My father tried to kill me and my mother.
This is the reminder I repeat during my training sessions.
I finished practice by swinging my staff in a front thrust and then an uppercut. I held my stance for a moment before coming to resting position. Sweat dripped onto my eyelashes. When I swiped them with the back of my hand, the sweat smeared across my eyelids. It was hot in the barn, but we had to keep the doors shut. No one was supposed to know what we were doing.
I was two years old when my father tried to kill me.
When my uncle, a former soldier in the king’s army, pushed me hard to train, my mantra kept me focused. My mother almost sacrificed her life to save me. I vowed my father would never hurt me or my family again.
“Come on, Vin. One more round before we go and check the rabbit traps.” Uncle Samson also nodded as another form of encouragement.
My uncle did not partake in idle conversation, but if the topic had anything to do with weapons, fighting, or horsemanship, he could be moved to speak with a confidence and authority that compelled you to pay attention.
He liked to call me by my nickname when he was pleased. When I handled the staff with precision and accuracy, I spoke my uncle’s language. The better I was with anything he taught me—weapons and fighting in particular—the better things stood between us. It was how we communicated most times.
I was very fluent in my uncle’s language.
He called me by my full name Vivian when he was not pleased. I hated to admit that I liked the endearment better, but my uncle was fair and was always patient, so I did my best to follow his teachings.
I’m seventeen years old now. My uncle, who is my mother’s brother, thought I was satisfactory with the staff, but not nearly as proficient with the long knife or bow. I held the staff so that it was separated into thirds and resumed my practice. I swung it through some forms—overhead front strike, four point strike, overhead rib strike. The staff cut through the air as I struck an imaginary opponent.
If only it wasn’t so damn hot. Flickering memories of being trapped in a modest cottage surrounded by smoke and suffocated by heat played with my senses. I forced the memories away and tightened my grip on the staff, the weight of it anchoring me to the present. I reminded myself, I’m not that little girl anymore.
As if reading my mind, Uncle Samson’s expression softened, and he said, “Maybe you can take a dip in the pond too when we’re done.”

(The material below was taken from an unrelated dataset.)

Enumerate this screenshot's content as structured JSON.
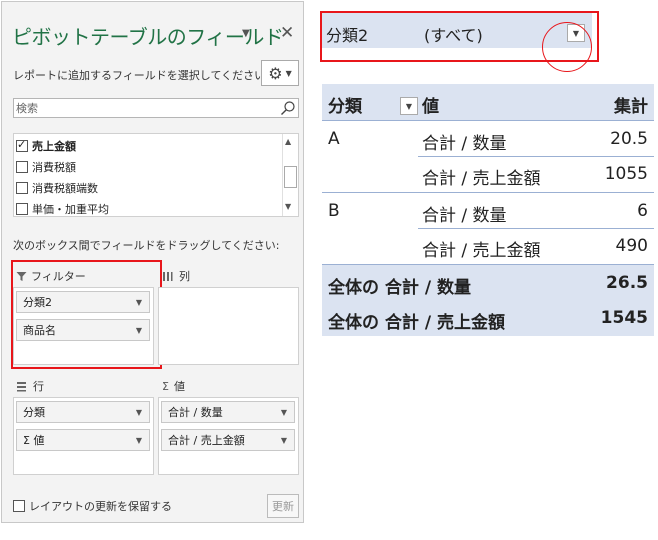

I nodded my acknowledgement, focusing instead on my technique. I switched to a narrow hold—fists a few inches apart positioned at the center and moved to horse stance. I closed my eyes and lead the staff in a rowing figure eight motion. I concentrated on the weight and balance of the staff as it glided through the circular motions. My uncle taught me that a weapon is not a tool, but an extension of yourself. “How you use your weapon and how you treat it will determine your success with it,” he always said.
My weapons will be used to protect those I love. My weapons are treated with care and respect. As for success, it is up to me to be successful.
My father tried to kill me and my mother.
Whenever I tried to find out more about my father, my mother and uncle would only say that he was a very powerful man. My grandfather hinted once that my father was of noble blood. Someone from the palace. My grandfather used to be one of the top physicians there. My mother was upset for days after my grandfather’s slip-up. She assured me that I would learn the truth soon enough, but for now, I had to stay hidden and learn how to fight and protect myself.
My uncle’s voice cut through my wandering thoughts. “Be present in your actions, Vivian.”
I cleared my thoughts of my father. I opened my eyes, but kept my expression blank. Making excuses only earned more practice time. Action with purpose. That’s what mattered most to my uncle.
I raised the staff over my head, swinging it down in a striking motion toward my imaginary opponent’s ribs. I swung again, pivoting my hips and keeping my staff parallel to the ground, hitting the same point as before. I lifted up my knee and pulled my staff back in order to lunge and thrust the staff forward. I lifted up my knee again to repeat the stabbing technique, but stopped when I heard a crunch—a foot step—on dried leaves outside the barn.
My eyes darted to my uncle and we waited another moment. When the footsteps grew louder, signaling someone coming closer, I turned and sat on a bale of hay near one of the stalls. My uncle threw a smoothing cloth at me and then he grabbed a pitchfork from another stall.
One of the doors to the barn opened and the farmer’s daughter poked her head inside. She frowned. “Goodness, it’s hot in here!” She opened the other one and I was grateful for the cool air that floated through the barn. “If your uncle wasn’t here, I’d think you were up to no good, Vin.”
“Good afternoon, Miss Lena.” She was the same age as me, but we were opposites in appearance. She had long hair the color of corn silk, fair skin, and a generous figure. I was tall, lean and had short dark hair. I returned my attention to the staff, using the smoothing cloth to polish it. She stood in front of me, her lips pinched to one corner.
She liked to tease the boys in the village, but I never took the bait. I think she would probably be upset if she found out I was not a boy.